=== WHAT IS EXPECTED ===
Print every record exactly, with nothing added or left out.

———

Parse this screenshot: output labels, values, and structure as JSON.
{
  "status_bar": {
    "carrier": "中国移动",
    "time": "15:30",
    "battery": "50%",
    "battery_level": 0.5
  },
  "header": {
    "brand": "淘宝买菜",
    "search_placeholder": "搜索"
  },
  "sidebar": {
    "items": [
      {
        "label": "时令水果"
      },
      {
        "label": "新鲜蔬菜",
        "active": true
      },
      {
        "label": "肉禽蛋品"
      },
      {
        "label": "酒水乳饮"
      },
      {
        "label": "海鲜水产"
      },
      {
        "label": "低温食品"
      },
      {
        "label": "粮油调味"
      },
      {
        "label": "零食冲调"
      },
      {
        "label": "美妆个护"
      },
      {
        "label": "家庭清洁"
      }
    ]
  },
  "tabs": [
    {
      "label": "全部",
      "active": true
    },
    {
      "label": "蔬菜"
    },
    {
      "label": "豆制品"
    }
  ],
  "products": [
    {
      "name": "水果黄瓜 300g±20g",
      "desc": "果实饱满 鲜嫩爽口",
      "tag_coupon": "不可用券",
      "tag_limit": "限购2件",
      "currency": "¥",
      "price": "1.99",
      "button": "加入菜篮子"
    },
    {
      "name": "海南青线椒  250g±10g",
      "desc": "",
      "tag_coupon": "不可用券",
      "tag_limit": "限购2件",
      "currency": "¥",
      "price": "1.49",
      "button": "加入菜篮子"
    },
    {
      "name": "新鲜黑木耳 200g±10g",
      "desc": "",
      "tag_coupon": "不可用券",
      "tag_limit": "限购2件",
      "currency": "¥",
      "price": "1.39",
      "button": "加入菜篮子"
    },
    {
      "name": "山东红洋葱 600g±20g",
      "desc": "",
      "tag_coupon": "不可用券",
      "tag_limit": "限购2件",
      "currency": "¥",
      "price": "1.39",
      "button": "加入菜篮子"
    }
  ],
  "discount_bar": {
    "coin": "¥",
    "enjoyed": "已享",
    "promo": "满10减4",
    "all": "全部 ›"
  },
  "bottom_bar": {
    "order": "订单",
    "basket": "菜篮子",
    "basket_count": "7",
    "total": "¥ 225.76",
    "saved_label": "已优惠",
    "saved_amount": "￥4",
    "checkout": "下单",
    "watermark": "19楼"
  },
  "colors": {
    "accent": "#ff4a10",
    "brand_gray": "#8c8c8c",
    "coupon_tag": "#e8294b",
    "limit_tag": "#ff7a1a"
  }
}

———

=== EXERCISE OUTPUT ===
Parse this screenshot: output labels, values, and structure as JSON.
{
  "status_bar": {
    "carrier": "中国移动",
    "time": "15:30",
    "battery": "50%",
    "battery_level": 0.5
  },
  "header": {
    "brand": "淘宝买菜",
    "search_placeholder": "搜索"
  },
  "sidebar": {
    "items": [
      {
        "label": "时令水果"
      },
      {
        "label": "新鲜蔬菜",
        "active": true
      },
      {
        "label": "肉禽蛋品"
      },
      {
        "label": "酒水乳饮"
      },
      {
        "label": "海鲜水产"
      },
      {
        "label": "低温食品"
      },
      {
        "label": "粮油调味"
      },
      {
        "label": "零食冲调"
      },
      {
        "label": "美妆个护"
      },
      {
        "label": "家庭清洁"
      }
    ]
  },
  "tabs": [
    {
      "label": "全部",
      "active": true
    },
    {
      "label": "蔬菜"
    },
    {
      "label": "豆制品"
    }
  ],
  "products": [
    {
      "name": "水果黄瓜 300g±20g",
      "desc": "果实饱满 鲜嫩爽口",
      "tag_coupon": "不可用券",
      "tag_limit": "限购2件",
      "currency": "¥",
      "price": "1.99",
      "button": "加入菜篮子"
    },
    {
      "name": "海南青线椒  250g±10g",
      "desc": "",
      "tag_coupon": "不可用券",
      "tag_limit": "限购2件",
      "currency": "¥",
      "price": "1.49",
      "button": "加入菜篮子"
    },
    {
      "name": "新鲜黑木耳 200g±10g",
      "desc": "",
      "tag_coupon": "不可用券",
      "tag_limit": "限购2件",
      "currency": "¥",
      "price": "1.39",
      "button": "加入菜篮子"
    },
    {
      "name": "山东红洋葱 600g±20g",
      "desc": "",
      "tag_coupon": "不可用券",
      "tag_limit": "限购2件",
      "currency": "¥",
      "price": "1.39",
      "button": "加入菜篮子"
    }
  ],
  "discount_bar": {
    "coin": "¥",
    "enjoyed": "已享",
    "promo": "满10减4",
    "all": "全部 ›"
  },
  "bottom_bar": {
    "order": "订单",
    "basket": "菜篮子",
    "basket_count": "7",
    "total": "¥ 225.76",
    "saved_label": "已优惠",
    "saved_amount": "￥4",
    "checkout": "下单",
    "watermark": "19楼"
  },
  "colors": {
    "accent": "#ff4a10",
    "brand_gray": "#8c8c8c",
    "coupon_tag": "#e8294b",
    "limit_tag": "#ff7a1a"
  }
}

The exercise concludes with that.